One day last month I was listening to “Marketplace” on NPR and heard a bizarre story. According to the reporter, the huge electronic signs in Times Square in New York are now “illegal billboards” that must be taken down. Why? Because Broadway and 7th Avenue are now defined by the Federal Highway Administration as “other principal arterials”—and that whole category of roadways was added to the “National Highway System” by Congress in the MAP-21 legislation. So anti-billboard provisions apply, etc.
My correspondence with FHWA quickly made it clear that “No part of the U.S. government is trying to illegalize or remove Times Square billboards.” But this story led me to dig into what Congress did, and why. This case is a prime example of how the Highway Trust Fund—originally created in 1956 to pay for building the Interstate highway system—has been bloated beyond recognition by Congress over the years, leading to its current dire straits in which spending commitments far outstrip highway user-tax revenues.
The overall federal-aid highway system—the routes eligible for federal highway grant funding—has expanded over the decades, due to lobbying by various highway groups, to a total of 1,077,777 route-miles (compared with just 47,182 route-miles of Interstates), handling nearly 85% of all vehicle miles of travel (VMT). Most of these route-miles are highways that existed before the Interstates and were long the responsibility of state DOTs, not the federal government.

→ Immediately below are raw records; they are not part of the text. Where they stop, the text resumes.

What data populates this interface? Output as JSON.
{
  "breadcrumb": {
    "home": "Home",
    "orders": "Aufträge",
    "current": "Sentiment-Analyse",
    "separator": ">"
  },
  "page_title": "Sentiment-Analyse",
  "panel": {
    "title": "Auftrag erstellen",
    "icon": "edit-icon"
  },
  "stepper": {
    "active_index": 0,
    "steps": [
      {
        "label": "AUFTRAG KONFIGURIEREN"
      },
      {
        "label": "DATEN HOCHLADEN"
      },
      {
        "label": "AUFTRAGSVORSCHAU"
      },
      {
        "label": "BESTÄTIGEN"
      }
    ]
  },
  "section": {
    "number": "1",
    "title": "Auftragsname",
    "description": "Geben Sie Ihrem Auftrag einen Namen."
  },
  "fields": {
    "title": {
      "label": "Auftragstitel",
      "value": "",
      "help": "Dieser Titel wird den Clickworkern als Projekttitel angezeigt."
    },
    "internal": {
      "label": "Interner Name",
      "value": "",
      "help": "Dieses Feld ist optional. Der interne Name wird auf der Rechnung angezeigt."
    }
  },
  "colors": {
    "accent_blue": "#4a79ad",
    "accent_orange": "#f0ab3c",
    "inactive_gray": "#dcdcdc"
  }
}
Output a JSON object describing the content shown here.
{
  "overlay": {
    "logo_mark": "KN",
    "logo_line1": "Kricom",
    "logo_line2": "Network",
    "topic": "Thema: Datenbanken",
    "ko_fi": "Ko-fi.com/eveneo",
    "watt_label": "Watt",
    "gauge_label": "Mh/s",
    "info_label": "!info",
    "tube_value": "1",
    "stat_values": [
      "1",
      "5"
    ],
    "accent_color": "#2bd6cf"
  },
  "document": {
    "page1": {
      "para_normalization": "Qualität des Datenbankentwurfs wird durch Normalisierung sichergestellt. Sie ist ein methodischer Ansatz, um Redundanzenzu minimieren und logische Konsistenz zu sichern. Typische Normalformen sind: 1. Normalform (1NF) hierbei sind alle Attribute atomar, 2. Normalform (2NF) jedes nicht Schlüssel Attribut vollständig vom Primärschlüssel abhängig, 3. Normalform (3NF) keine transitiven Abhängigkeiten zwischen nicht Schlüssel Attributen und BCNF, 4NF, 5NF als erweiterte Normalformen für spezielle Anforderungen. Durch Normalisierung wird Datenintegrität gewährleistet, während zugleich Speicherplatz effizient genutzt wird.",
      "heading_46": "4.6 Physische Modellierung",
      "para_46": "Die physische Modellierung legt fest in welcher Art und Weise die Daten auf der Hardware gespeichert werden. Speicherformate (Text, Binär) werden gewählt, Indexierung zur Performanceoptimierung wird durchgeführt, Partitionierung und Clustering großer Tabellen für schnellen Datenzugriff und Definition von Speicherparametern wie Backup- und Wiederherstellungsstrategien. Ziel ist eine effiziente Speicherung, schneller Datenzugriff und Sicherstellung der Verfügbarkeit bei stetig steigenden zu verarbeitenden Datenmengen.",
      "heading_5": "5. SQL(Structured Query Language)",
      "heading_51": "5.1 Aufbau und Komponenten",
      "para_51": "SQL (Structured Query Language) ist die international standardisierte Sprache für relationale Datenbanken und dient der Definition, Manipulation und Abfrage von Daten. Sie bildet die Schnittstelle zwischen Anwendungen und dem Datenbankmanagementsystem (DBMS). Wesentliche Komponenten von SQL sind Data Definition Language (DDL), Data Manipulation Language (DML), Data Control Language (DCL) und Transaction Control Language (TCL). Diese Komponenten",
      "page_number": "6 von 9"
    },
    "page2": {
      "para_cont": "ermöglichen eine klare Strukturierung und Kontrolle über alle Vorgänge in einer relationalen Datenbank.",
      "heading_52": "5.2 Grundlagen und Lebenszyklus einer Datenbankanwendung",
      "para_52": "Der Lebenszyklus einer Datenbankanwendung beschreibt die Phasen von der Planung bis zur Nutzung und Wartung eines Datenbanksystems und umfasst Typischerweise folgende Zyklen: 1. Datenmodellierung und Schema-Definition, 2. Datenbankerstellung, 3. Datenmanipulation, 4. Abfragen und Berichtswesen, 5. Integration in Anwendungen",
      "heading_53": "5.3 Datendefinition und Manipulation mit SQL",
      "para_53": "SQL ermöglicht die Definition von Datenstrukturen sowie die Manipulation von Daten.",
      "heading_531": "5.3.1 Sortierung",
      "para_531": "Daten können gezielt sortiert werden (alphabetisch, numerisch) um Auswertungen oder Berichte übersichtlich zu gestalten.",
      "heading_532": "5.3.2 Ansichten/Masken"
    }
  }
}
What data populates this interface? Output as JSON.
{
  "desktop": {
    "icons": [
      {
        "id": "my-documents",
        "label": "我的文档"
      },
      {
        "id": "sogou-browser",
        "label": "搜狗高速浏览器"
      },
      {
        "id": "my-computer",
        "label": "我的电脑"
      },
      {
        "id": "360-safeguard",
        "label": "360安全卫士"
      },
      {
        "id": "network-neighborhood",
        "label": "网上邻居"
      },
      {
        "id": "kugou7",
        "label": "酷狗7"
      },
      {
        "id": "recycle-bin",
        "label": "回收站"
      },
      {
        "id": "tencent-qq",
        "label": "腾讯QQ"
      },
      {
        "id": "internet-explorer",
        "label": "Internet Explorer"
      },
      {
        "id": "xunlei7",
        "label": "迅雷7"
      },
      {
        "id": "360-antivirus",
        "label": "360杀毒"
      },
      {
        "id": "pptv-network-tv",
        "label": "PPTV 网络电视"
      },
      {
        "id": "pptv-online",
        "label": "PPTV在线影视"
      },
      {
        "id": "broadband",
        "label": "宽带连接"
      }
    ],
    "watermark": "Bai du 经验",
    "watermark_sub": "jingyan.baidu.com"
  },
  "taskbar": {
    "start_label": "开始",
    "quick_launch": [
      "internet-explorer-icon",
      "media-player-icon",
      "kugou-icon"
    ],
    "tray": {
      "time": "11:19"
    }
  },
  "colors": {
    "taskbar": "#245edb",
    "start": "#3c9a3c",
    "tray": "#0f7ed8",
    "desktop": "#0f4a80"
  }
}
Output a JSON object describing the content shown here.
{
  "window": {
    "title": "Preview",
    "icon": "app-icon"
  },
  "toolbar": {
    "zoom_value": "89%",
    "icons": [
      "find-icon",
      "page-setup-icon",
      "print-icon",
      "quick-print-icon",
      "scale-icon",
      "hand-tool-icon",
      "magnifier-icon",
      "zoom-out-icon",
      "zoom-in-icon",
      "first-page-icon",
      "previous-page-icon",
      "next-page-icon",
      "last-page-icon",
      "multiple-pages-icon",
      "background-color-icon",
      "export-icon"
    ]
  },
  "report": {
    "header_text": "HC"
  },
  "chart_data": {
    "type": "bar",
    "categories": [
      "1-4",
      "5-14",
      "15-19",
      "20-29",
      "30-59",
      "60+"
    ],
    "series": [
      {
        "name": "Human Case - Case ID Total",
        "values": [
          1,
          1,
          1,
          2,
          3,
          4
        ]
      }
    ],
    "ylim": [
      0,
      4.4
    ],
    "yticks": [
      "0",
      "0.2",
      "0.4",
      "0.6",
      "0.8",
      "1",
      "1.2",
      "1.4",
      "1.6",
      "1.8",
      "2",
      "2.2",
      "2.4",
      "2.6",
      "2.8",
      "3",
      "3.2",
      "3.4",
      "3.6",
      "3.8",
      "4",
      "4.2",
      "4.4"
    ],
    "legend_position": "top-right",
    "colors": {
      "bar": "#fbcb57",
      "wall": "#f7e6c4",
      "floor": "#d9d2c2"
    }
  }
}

Congress made a major change in the 1991 reauthorization bill, ISTEA. It created the National Highway System (NHS) as an expanded version of the Interstates, adding to their 47,182 route-miles “other principal arterials” deemed important for commerce, for military mobilization, as connectors to military installations, and as intermodal connectors. These routes would get higher priority for federal highway grants than the rest of the federal-aid system. Until recently, the NHS totaled 162,870 route-miles. (Incidentally, knowledgeable highway people told me that when it came to nominating highways to be included in NHS, state DOTs took two different approaches. Most used an expansive approach, to get as many additional miles as possible positioned for increased funding, but others used a narrow approach, not wanting to bear the additional costs that come with federal funding.)
In 2012, as part of MAP-21, Congress disregarded the previous selection criteria and basically decreed that all the remaining highways already categorized as “other principal arterials” would become part of NHS (although FHWA has some degree of discretion over the details, and has not finished the new designations). If all remaining OPAs are added, that would add another 61,424 route-miles to the NHS, expanding it nearly 38% to 224,300 route-miles.
What this would do is increasingly federalize critically important major arterials in U.S. metro areas, bringing them somewhat increased funding priority at the price of increased federal restrictions and controls. If Congress were serious about generating a long-term, fiscally sustainable reauthorization bill, one good first step would be to un-do the MAP-21 expansion of NHS. A much larger step would be to redefine the federal-aid system to include just the(reformed) NHS, giving back to the states the responsibility to pay for, manage, and maintain all the rest of their highways.
(This article first ran in August’s Surface Transportation Innovations)